    The monthly St. Petersburg Second Saturday Art Walk rolls around this Saturday, having become more than a stroll along a few downtown blocks. The event now covers five designated arts districts and more than 40 galleries and artists' studios (which are often not open to visitors). Many galleries use the occasion to debut new exhibitions. Among them this month are ARTicles Art Gallery, 1445 Central Ave., and Craftsman House, 2955 Central Ave. ...

    A new exhibit at ARTicles Art Gallery features the work of Jeannine Hascall.
  14. Art in focus: 'Lamentation' by a student of Rembrandt

    Visual Arts

    Easter Sunday is the day Christians celebrate the resurrection of Jesus Christ, the most joyous and triumphant event in the Christian year.

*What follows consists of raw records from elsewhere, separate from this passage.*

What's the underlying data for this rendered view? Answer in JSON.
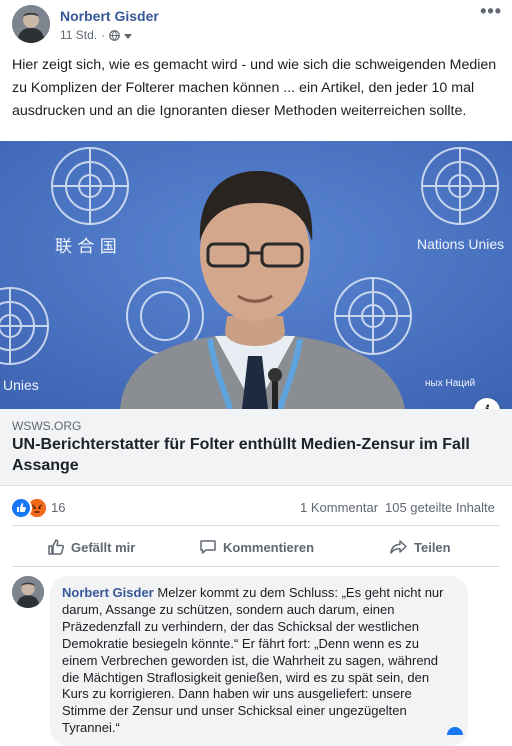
{
  "post": {
    "author": "Norbert Gisder",
    "time": "11 Std.",
    "separator": "·",
    "text": "Hier zeigt sich, wie es gemacht wird - und wie sich die schweigenden Medien zu Komplizen der Folterer machen können ... ein Artikel, den jeder 10 mal ausdrucken und an die Ignoranten dieser Methoden weiterreichen sollte."
  },
  "photo": {
    "cjk_text": "联 合 国",
    "banner_right": "Nations Unies",
    "banner_left": "Unies",
    "banner_bottom_right": "ных Наций"
  },
  "link": {
    "domain": "WSWS.ORG",
    "title": "UN-Berichterstatter für Folter enthüllt Medien-Zensur im Fall Assange"
  },
  "stats": {
    "reactions": "16",
    "comments": "1 Kommentar",
    "shares": "105 geteilte Inhalte"
  },
  "actions": {
    "like": "Gefällt mir",
    "comment": "Kommentieren",
    "share": "Teilen"
  },
  "comment": {
    "author": "Norbert Gisder",
    "text": "Melzer kommt zu dem Schluss: „Es geht nicht nur darum, Assange zu schützen, sondern auch darum, einen Präzedenzfall zu verhindern, der das Schicksal der westlichen Demokratie besiegeln könnte.“ Er fährt fort: „Denn wenn es zu einem Verbrechen geworden ist, die Wahrheit zu sagen, während die Mächtigen Straflosigkeit genießen, wird es zu spät sein, den Kurs zu korrigieren. Dann haben wir uns ausgeliefert: unsere Stimme der Zensur und unser Schicksal einer ungezügelten Tyrannei.“"
  },
  "colors": {
    "link_blue": "#385898",
    "facebook_blue": "#1877f2",
    "un_blue": "#4a74c3"
  }
}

According to Christian faith, that ascension to eternal life had a terrible cost: Jesus had to die a human death by crucifixion, a slow, painful and humiliating method reserved for slaves and criminals. The early Church did not dwell on it because of its indignity. But Jesus' humanity became a central part of the Passion story, so the crucifixion became a meaningful subject for art during the Middle Ages. • Lamentation, a painting from the permanent collection of the John and Mable Ringling Museum of Art in Sarasota, depicts the time after Jesus was taken from the cross and before his interment in the tomb. That moment, too, became a common subject....

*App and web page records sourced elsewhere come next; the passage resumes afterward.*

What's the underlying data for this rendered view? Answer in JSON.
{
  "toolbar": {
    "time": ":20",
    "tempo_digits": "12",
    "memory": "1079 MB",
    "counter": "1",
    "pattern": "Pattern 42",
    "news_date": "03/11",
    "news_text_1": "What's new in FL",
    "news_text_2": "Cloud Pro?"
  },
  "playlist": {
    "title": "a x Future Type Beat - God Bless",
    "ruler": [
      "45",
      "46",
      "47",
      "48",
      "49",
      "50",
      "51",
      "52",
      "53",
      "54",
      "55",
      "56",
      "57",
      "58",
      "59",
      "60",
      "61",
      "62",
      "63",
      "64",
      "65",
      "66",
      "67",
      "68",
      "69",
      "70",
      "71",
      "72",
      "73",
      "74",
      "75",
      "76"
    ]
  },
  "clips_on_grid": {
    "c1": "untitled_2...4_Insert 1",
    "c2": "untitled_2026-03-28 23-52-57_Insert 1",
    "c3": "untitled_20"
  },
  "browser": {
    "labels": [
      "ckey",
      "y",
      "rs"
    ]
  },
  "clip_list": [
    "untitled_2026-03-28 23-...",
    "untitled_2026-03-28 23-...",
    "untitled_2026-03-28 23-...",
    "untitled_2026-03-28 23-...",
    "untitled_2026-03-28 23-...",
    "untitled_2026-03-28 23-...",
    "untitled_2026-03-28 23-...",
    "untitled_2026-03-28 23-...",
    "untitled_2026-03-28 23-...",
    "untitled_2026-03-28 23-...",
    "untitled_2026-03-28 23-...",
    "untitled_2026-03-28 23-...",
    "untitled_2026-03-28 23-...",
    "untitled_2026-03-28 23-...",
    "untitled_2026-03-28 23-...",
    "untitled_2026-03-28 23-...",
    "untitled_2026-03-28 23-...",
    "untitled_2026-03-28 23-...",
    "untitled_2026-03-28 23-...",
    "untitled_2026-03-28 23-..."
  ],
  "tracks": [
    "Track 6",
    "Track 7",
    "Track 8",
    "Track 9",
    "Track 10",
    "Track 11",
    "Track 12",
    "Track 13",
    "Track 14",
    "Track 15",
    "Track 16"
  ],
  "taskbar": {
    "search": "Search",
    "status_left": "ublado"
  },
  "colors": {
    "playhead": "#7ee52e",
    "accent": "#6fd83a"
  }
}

    Lamentation, student of Rembrandt Harmenszoon van Rijn, c. 1650, oil on canvas.
  15. Review: Exhibition finds the fun in Dalí-da Vinci connection

    Visual Arts


    Until recently, I would have said the odds were zilch that I would visit a museum exhibition containing Mona Lisa and a Zorb ball. And that they would make sense together. But there I was, in the venerable Salvador Dalí Museum, getting a kick out of "Dalí and da Vinci: Minds, Machines and Masterpieces," an exhibition that examines similar creative impulses in Leonardo da Vinci and Salvador Dalí. • Setting up a comparison with Leonardo would seem to be a doomed exercise for the unfortunate person being measured against a man considered to possess one of the finest minds — if not the finest — in human history. He was a painter, sculptor, architect, musician, mathematician, engineer, inventor, anatomist, geologist, cartographer, botanist and writer — and genius at all of them. • Then again, Dalí was never one to be left standing in the doorway. His roving mind and outsized ego found an affinity with the Italian polymath as he matured as an artist. In the mid 20th century, Dalí even created a chart ranking great artists in which he put himself slightly below Leonardo but well above Pablo Picasso....

    A reproduction of the  Mona Lisa and Philippe Halsman's Self Portrait as Mona Lisa for Dali & da Vinci: Minds, Machines and Masterpieces.